My husband had a stroke in December of 2012, and was moved into a nursing home in February 2013. He still has his Social Security Income, and I work in my own business. I have to buy my own health insurance. With his income, I would not qualify for any subsidies. This doesn’t seem fair, because virtually all of his income goes to pay for his care. Can I count just my own income for the exchange subsidies?
Wife in Maine
Dear Wife in Maine,
For health insurance subsidies, your household is your household, no matter where the person lives. However, you have a tax deduction that will greatly lower your household income.
Since you are spending a great deal more than 10% of your household income on medical care (which includes long term care), you can reduce your adjusted gross income dramatically. The first 10 percent, unfortunately, doesn’t get deducted but every dollar after that does. So, for example, if your household income is $75,000, the first $7,500 for your husband’s care doesn’t “count”. If his care cost $45,000, then you would deduct $37,500 ($45,000 minus the $7,500) from your gross income.
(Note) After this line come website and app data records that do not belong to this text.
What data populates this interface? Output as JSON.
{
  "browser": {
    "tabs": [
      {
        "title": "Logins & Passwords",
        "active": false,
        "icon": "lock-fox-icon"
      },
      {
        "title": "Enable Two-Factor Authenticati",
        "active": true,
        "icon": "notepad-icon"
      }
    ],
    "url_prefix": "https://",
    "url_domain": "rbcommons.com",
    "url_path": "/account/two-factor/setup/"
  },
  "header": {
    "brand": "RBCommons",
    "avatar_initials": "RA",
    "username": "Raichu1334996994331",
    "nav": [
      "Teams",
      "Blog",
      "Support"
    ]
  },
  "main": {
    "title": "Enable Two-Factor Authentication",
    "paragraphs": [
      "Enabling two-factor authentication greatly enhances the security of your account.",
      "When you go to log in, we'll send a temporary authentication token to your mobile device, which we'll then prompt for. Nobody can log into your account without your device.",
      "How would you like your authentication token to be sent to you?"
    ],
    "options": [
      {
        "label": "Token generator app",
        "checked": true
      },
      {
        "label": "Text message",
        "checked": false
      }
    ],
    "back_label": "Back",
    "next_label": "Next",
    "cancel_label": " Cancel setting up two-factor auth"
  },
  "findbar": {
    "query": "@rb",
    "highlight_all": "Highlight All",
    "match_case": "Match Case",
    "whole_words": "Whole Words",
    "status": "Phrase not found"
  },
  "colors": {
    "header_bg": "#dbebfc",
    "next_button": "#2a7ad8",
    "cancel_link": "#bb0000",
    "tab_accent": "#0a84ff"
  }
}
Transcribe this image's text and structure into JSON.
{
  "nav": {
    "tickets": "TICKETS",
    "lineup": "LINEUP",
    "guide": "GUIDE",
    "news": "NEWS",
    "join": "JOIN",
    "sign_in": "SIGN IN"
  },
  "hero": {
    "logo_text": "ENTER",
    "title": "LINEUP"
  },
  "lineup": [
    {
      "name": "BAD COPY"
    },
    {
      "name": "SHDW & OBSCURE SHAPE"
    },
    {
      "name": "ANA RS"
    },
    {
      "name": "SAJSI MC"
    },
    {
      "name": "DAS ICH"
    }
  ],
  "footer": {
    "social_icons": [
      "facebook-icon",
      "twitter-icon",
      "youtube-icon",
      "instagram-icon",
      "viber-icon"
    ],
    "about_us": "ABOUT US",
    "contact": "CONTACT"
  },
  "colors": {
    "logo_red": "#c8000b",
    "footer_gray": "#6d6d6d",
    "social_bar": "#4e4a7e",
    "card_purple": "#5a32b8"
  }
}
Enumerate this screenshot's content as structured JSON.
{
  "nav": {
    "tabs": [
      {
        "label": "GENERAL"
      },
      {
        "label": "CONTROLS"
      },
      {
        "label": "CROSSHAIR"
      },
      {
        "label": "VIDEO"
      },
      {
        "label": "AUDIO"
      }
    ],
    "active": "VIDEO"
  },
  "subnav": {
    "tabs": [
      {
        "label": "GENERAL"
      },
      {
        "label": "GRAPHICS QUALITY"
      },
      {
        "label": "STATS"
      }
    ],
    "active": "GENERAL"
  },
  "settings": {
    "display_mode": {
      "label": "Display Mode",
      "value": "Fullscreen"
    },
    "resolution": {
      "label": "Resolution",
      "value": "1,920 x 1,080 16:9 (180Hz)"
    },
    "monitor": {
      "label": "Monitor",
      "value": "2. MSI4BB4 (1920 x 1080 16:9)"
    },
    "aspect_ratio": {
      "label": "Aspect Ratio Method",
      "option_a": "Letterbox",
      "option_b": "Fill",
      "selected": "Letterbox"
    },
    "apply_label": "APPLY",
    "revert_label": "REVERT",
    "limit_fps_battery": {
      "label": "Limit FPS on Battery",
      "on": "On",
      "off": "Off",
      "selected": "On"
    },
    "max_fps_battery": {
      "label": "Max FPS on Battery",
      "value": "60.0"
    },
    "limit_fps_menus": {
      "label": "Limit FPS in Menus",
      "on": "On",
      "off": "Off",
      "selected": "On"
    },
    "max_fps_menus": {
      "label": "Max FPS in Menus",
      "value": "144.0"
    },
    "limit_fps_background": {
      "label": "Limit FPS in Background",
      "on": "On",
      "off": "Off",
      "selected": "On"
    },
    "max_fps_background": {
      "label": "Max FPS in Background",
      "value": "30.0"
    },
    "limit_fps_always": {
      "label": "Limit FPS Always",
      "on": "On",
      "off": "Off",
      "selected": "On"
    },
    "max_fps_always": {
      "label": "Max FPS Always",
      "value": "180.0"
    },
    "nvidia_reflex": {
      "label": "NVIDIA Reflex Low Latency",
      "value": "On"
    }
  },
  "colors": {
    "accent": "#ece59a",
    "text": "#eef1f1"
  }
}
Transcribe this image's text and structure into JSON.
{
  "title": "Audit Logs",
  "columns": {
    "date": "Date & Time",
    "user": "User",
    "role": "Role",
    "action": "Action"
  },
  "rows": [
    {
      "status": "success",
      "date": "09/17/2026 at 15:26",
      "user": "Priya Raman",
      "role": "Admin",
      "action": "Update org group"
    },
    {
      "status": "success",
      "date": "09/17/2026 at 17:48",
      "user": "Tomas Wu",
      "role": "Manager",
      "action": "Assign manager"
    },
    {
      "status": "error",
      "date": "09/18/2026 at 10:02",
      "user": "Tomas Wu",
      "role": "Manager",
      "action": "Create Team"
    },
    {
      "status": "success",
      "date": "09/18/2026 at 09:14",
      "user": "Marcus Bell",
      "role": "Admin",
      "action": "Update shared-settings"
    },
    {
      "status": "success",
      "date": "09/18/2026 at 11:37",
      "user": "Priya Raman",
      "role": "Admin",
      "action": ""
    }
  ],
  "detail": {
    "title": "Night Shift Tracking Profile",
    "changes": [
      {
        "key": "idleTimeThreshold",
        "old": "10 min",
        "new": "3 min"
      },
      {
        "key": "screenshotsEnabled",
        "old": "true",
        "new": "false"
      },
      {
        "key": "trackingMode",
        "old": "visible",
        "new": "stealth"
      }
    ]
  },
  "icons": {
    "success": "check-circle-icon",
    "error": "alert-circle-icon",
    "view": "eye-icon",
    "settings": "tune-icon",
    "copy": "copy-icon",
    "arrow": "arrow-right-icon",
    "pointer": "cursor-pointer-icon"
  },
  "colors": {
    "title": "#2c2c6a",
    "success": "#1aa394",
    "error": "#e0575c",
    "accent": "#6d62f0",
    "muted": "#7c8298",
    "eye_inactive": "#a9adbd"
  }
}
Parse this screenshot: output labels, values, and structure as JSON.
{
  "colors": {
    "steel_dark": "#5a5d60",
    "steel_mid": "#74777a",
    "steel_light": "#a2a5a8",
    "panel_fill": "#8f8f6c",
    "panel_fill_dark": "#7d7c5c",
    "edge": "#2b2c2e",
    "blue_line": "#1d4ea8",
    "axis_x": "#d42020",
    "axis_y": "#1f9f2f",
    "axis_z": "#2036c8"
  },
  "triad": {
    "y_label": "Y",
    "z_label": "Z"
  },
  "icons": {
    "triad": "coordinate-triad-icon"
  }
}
Have an accountant do this for you, so you can be confident you are stating the right income and you won’t be tripped up later. This deduction will wipe out most of his income, leaving you where you wanted to be – with essentially only your income “showing” for the exchange subsidy calculation.